Sunday, March 27, 2011

Waiting for Superman: A Review

"The primary, the most urgent requirement is the promotion of education. It is inconceivable that any nation should achieve prosperity and success unless this paramount, this fundamental concern is carried forward. The principal reason for the decline and fall of peoples is ignorance." (Abdu'l-Baha, The Secret of Divine Civilization, p. 109)

It seems that at least once a year the media has a story about yet another study that makes me want to hide by passport in embarrassment. The latest is from NEWSWEEK. Read it and weep:

"They’re the sort of scores that drive high-school history teachers to drink. When NEWSWEEK recently asked 1,000 U.S. citizens to take America’s official citizenship test, 29 percent couldn’t name the vice president. Seventy-three percent couldn’t correctly say why we fought the Cold War. Forty-four percent were unable to define the Bill of Rights. And 6 percent couldn’t even circle Independence Day on a calendar." (Read the whole thing here if you dare)

NEWSWEEK asks the provocative question, "how dumb are we?". This question could serve as the unofficial subtitle of the documentary "Waiting for Superman". In this case, the question would apply not only to the poorly educated children being produced by too many of our public schools, but also to the adults who allow this to continue day after day.

"Waiting for Superman" is a highly informative, thought-provoking, and heart-string-pulling documentary. One of its strengths is putting a human face on the education debate through profiling several children and their families as they strive for something that should not be so hard to find; a decent education. From the Bronx to LA, you get a glimpse into their dreams and their nightmares. I found myself hoping along with their loved ones depicted on film for these kids to succeed. I haven't cried watching a film in a long time and this one broke my heart in half.

"Waiting for Superman" does an excellent job of balancing the personal stories with lots of information about the broader social and political context. It does a particularly effective job of using animation to illuminate the various facts and statistics detailed in the film. As someone who is not in the education field or immersed in education policy debates I was able to learn a great deal.

In addition to stories about children, you also hear about various innovators and reformers as well as some of their opponents. Geoffrey Canada, whom I had the privilege of hearing speak at the Harvard Graduate School of Education, provides a great deal of commentary throughout the film. This man is a national treasure and I hope that someone tells him that everyday. I was also fascinated by the story of Michelle Rhee, then Chancellor of the D.C. public schools. Her frustrations in trying to reform the D.C. schools represented another empathic moment for me as someone working in human services, an industry that on a good day can still make you want to pull your hair out.

Though teacher's unions are not quite "villains" in the film, what you see and hear of them does not come across in a positive way. The film raises what seem to be legitimate questions about things such as tenure but does not provide much of an opportunity to hear the teacher's unions really make their case. In fact, for a movie about education you don't hear as much from teachers as you might expect. I found this to be a weakness of the film that leaves it vulnerable to being dismissed as anti-teacher or anti-teacher's union propaganda. This would be unfortunate because this is a movie that needs to be seen and whose message needs to be heard. The message is that failing to educate all our children is neither inevitable nor acceptable. Isn't that something we should all agree with?

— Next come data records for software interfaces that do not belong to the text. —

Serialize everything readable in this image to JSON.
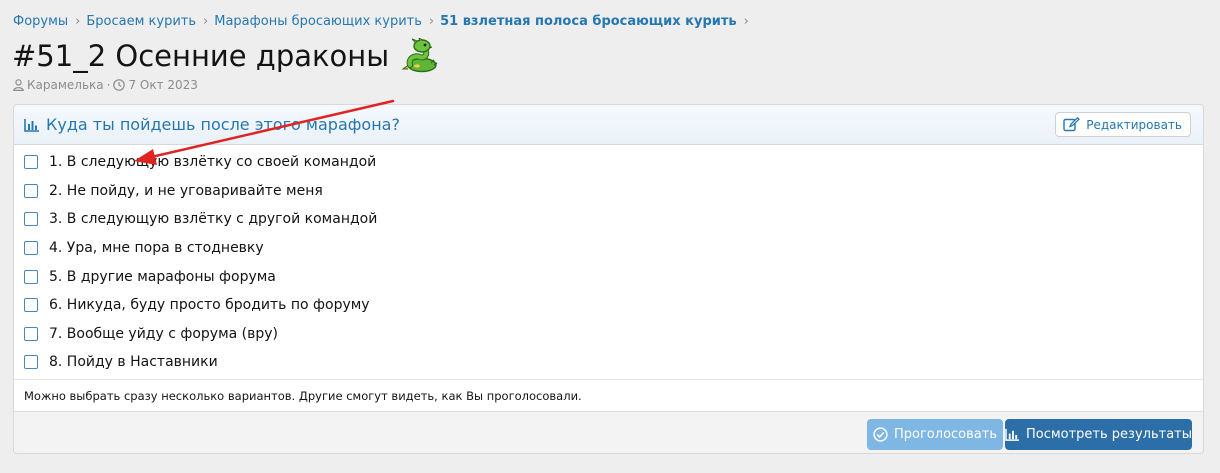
{
  "breadcrumb": {
    "items": [
      "Форумы",
      "Бросаем курить",
      "Марафоны бросающих курить",
      "51 взлетная полоса бросающих курить"
    ]
  },
  "thread": {
    "title": "#51_2 Осенние драконы",
    "title_icon": "dragon-emoji",
    "author": "Карамелька",
    "separator": "·",
    "date": "7 Окт 2023"
  },
  "poll": {
    "question": "Куда ты пойдешь после этого марафона?",
    "edit_label": "Редактировать",
    "options": [
      "1. В следующую взлётку со своей командой",
      "2. Не пойду, и не уговаривайте меня",
      "3. В следующую взлётку с другой командой",
      "4. Ура, мне пора в стодневку",
      "5. В другие марафоны форума",
      "6. Никуда, буду просто бродить по форуму",
      "7. Вообще уйду с форума (вру)",
      "8. Пойду в Наставники"
    ],
    "hint": "Можно выбрать сразу несколько вариантов. Другие смогут видеть, как Вы проголосовали.",
    "vote_label": "Проголосовать",
    "results_label": "Посмотреть результаты"
  },
  "colors": {
    "link": "#2577b1",
    "vote_button": "#7eb6e4",
    "results_button": "#2c6fa8",
    "annotation_arrow": "#e02424"
  }
}
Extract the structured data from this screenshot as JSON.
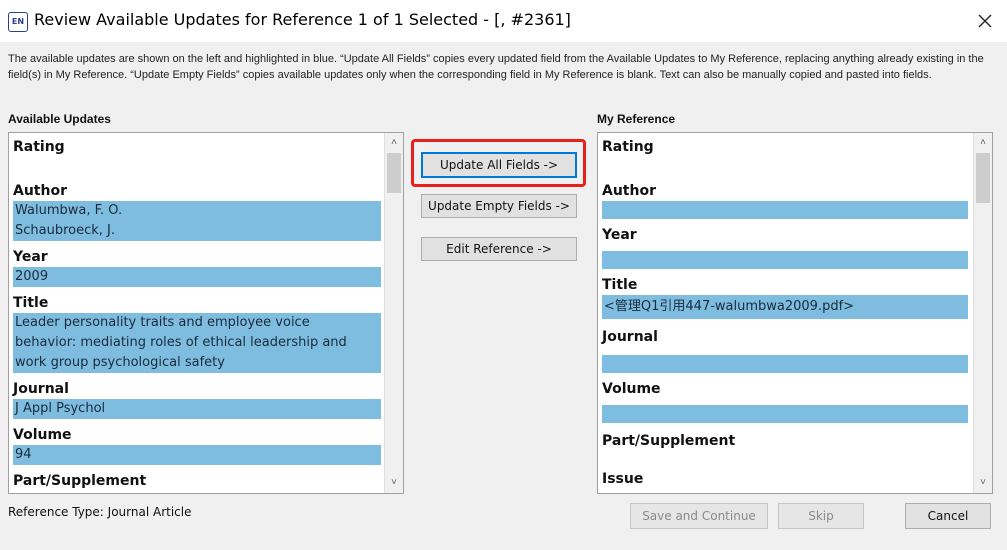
{
  "window": {
    "icon_text": "EN",
    "title": "Review Available Updates for Reference 1 of 1 Selected - [,  #2361]"
  },
  "description": "The available updates are shown on the left and highlighted in blue. “Update All Fields” copies every updated field from the Available Updates to My Reference, replacing anything already existing in the field(s) in My Reference. “Update Empty Fields” copies available updates only when the corresponding field in My Reference is blank. Text can also be manually copied and pasted into fields.",
  "available": {
    "label": "Available Updates",
    "rating_label": "Rating",
    "author_label": "Author",
    "author_lines": [
      "Walumbwa, F. O.",
      "Schaubroeck, J."
    ],
    "year_label": "Year",
    "year_value": "2009",
    "title_label": "Title",
    "title_lines": [
      "Leader personality traits and employee voice",
      "behavior: mediating roles of ethical leadership and",
      "work group psychological safety"
    ],
    "journal_label": "Journal",
    "journal_value": "J Appl Psychol",
    "volume_label": "Volume",
    "volume_value": "94",
    "partial_label": "Part/Supplement"
  },
  "buttons": {
    "update_all": "Update All Fields ->",
    "update_empty": "Update Empty Fields ->",
    "edit_reference": "Edit Reference ->",
    "save_continue": "Save and Continue",
    "skip": "Skip",
    "cancel": "Cancel"
  },
  "my_reference": {
    "label": "My Reference",
    "rating_label": "Rating",
    "author_label": "Author",
    "year_label": "Year",
    "title_label": "Title",
    "title_value": "<管理Q1引用447-walumbwa2009.pdf>",
    "journal_label": "Journal",
    "volume_label": "Volume",
    "part_label": "Part/Supplement",
    "issue_label": "Issue"
  },
  "footer": {
    "reference_type": "Reference Type: Journal Article"
  },
  "icons": {
    "close": "close-icon",
    "scroll_up": "chevron-up-icon",
    "scroll_down": "chevron-down-icon"
  },
  "colors": {
    "highlight_blue": "#7fbde0",
    "annotation_red": "#e8201a",
    "focus_blue": "#0078d7"
  }
}
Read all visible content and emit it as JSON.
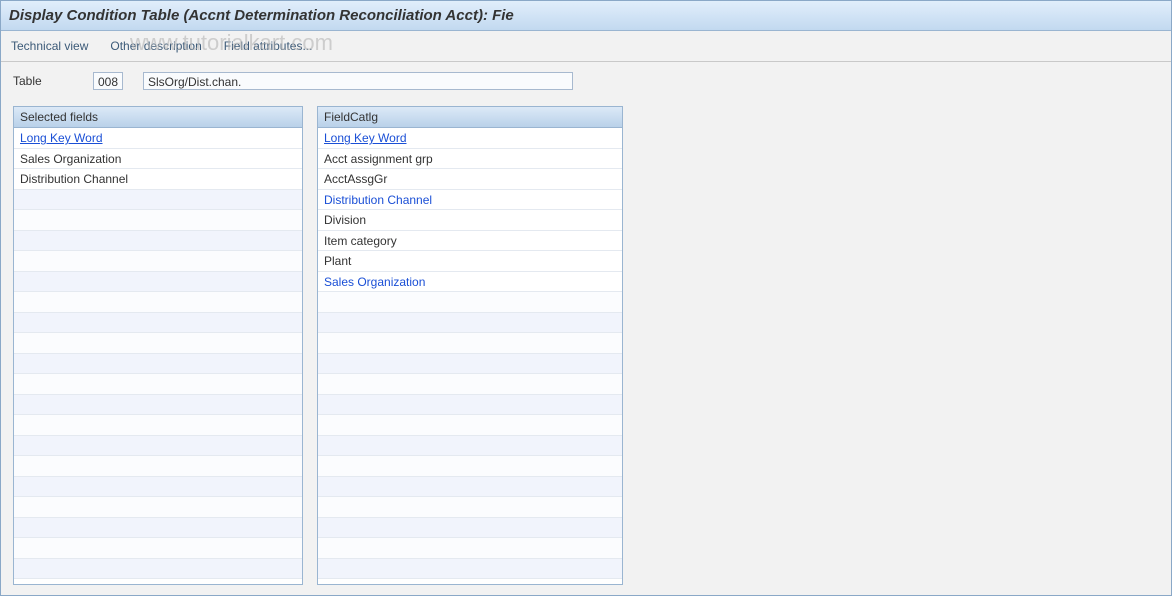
{
  "header": {
    "title": "Display Condition Table (Accnt Determination Reconciliation Acct): Fie"
  },
  "menu": {
    "items": [
      "Technical view",
      "Other description",
      "Field attributes..."
    ]
  },
  "table_field": {
    "label": "Table",
    "code": "008",
    "desc": "SlsOrg/Dist.chan."
  },
  "panels": {
    "selected": {
      "title": "Selected fields",
      "header_row": "Long Key Word",
      "rows": [
        "Sales Organization",
        "Distribution Channel"
      ]
    },
    "catalog": {
      "title": "FieldCatlg",
      "header_row": "Long Key Word",
      "rows": [
        {
          "label": "Acct assignment grp",
          "link": false
        },
        {
          "label": "AcctAssgGr",
          "link": false
        },
        {
          "label": "Distribution Channel",
          "link": true
        },
        {
          "label": "Division",
          "link": false
        },
        {
          "label": "Item category",
          "link": false
        },
        {
          "label": "Plant",
          "link": false
        },
        {
          "label": "Sales Organization",
          "link": true
        }
      ]
    }
  },
  "watermark": "www.tutorialkart.com"
}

By far, the most poignant portion of the film is watching the children and families as they sit through the lotteries that will determine whether the kids get into their preferred schools. You heard that right, lotteries. The anxiety on the faces of the kids and adults is palpable through the screen. The results are not a Hollywood ending. I found myself completely flabbergasted by the power of a randomly chosen numbered ball or piece of paper with a name on it in these people's lives. What kind of nation would leave the future of its children, leave its own future to chance?!

"How long shall we drift on the wings of passion and vain desire; how long shall we spend our days like barbarians in the depths of ignorance and abomination? God has given us eyes, that we may look about us at the world, and lay hold of whatsoever will further civilization and the arts of living. He has given us ears, that we may hear and profit by the wisdom of scholars and philosophers and arise to promote and practice it. Senses and faculties have been bestowed upon us, to be devoted to the service of the general good; so that we, distinguished above all other forms of life for perceptiveness and reason, should labor at all times and along all lines, whether the occasion be great or small, ordinary or extraordinary, until all mankind are safely gathered into the impregnable stronghold of knowledge." (Abdu'l-Baha, The Secret of Divine Civilization, p. 2)